→ **The problem**: Please work out how many lines in the data below hold the word "this", and state only the number.

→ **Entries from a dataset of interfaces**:
=== Begin Enclosure ===

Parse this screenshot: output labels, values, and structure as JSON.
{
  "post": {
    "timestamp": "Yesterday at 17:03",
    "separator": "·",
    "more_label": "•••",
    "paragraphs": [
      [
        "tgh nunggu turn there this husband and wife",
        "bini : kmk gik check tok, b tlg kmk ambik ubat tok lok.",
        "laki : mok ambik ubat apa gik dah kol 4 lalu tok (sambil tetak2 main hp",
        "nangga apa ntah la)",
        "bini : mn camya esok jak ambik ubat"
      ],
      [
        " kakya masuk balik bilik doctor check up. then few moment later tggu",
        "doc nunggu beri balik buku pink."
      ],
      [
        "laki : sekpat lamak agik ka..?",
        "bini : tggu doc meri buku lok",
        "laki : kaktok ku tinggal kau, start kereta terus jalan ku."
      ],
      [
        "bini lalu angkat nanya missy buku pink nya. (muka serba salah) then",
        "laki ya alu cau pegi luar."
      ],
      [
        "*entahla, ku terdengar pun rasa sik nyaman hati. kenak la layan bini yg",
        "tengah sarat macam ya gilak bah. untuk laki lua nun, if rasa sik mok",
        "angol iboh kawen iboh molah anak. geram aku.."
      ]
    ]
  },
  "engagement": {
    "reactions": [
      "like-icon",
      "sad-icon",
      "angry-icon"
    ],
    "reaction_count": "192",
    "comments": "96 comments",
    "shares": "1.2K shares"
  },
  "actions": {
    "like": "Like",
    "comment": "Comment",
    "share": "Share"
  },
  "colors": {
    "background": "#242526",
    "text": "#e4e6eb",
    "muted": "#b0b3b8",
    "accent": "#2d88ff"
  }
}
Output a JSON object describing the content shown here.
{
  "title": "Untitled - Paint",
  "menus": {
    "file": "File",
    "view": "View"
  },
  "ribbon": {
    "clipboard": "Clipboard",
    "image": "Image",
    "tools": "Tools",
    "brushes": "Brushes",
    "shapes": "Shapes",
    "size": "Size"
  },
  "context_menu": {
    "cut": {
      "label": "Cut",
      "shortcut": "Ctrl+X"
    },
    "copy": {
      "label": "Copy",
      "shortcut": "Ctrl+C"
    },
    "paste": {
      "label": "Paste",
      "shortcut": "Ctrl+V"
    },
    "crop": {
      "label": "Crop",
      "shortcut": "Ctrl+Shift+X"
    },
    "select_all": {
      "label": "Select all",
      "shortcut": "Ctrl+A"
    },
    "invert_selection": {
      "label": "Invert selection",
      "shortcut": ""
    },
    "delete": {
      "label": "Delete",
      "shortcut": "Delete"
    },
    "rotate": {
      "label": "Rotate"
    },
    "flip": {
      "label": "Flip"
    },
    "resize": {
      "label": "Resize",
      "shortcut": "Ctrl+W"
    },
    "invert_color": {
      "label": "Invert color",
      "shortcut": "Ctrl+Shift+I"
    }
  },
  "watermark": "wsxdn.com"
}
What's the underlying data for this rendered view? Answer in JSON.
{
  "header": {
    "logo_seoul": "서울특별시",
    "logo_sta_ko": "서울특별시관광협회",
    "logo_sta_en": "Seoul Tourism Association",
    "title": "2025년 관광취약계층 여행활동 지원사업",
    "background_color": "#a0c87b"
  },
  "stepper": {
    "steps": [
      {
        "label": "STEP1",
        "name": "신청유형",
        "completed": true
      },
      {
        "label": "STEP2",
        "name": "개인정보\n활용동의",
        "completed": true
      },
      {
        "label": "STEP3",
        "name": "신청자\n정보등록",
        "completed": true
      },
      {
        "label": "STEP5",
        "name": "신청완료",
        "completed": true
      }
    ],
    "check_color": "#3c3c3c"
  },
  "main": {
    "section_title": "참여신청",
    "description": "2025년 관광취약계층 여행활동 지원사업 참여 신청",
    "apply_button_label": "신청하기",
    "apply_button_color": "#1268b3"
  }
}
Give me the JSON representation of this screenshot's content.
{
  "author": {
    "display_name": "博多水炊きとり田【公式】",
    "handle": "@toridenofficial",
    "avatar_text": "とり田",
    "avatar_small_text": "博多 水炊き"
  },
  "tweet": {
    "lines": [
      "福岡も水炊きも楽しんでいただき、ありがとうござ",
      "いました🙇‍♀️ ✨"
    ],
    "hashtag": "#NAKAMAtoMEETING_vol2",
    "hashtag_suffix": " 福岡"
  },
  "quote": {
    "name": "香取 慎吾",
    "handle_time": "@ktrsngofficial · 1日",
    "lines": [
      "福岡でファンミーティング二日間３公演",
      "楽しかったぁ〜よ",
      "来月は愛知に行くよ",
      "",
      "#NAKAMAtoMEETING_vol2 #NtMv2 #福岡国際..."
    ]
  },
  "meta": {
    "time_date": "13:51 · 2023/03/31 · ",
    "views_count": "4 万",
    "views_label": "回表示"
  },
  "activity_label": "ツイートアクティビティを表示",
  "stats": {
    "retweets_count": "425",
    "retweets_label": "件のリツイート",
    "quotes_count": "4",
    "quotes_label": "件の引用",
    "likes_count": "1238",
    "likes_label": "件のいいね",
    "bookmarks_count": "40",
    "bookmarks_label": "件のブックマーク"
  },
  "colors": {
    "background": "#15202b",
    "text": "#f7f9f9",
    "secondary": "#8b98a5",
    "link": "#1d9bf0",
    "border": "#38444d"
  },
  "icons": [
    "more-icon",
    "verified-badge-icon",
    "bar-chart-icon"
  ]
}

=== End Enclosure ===

→ **Solution to the problem**: 4